> **Exercise details**:
Look below. Copy each line that has "Señal" in it.

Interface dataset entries

+++++

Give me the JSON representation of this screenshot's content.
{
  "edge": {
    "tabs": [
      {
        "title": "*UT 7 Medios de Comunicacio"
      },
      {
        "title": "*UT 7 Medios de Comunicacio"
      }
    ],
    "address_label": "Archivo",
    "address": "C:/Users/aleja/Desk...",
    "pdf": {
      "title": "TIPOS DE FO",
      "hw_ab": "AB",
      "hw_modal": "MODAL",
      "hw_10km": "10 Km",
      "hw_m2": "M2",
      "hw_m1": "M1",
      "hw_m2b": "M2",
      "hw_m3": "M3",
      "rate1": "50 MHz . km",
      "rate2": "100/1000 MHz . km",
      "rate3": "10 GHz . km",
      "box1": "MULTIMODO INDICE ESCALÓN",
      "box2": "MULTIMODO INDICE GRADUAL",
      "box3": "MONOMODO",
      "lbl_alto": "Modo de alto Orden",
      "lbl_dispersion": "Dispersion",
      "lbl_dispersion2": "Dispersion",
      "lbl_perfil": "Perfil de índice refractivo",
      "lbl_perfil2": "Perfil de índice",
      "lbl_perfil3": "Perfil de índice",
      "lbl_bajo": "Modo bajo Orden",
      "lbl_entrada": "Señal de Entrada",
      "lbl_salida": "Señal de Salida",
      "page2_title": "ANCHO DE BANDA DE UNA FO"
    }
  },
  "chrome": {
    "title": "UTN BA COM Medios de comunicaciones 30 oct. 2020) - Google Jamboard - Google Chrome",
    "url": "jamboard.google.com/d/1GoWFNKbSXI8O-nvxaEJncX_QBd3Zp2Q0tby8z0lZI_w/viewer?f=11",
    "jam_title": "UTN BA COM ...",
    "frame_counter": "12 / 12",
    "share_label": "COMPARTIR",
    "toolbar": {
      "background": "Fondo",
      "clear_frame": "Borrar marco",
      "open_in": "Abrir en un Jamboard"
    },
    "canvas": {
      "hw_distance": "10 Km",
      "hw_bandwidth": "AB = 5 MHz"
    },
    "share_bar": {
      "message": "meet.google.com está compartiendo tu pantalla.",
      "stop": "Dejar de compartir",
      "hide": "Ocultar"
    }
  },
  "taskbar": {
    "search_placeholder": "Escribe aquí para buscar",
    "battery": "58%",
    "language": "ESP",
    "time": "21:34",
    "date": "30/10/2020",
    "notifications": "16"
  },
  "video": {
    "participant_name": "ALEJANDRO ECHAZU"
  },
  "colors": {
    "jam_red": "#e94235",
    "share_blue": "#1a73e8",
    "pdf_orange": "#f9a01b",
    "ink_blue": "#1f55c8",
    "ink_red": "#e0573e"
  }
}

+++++

> **Solution to this problem**:
      "lbl_entrada": "Señal de Entrada",
      "lbl_salida": "Señal de Salida",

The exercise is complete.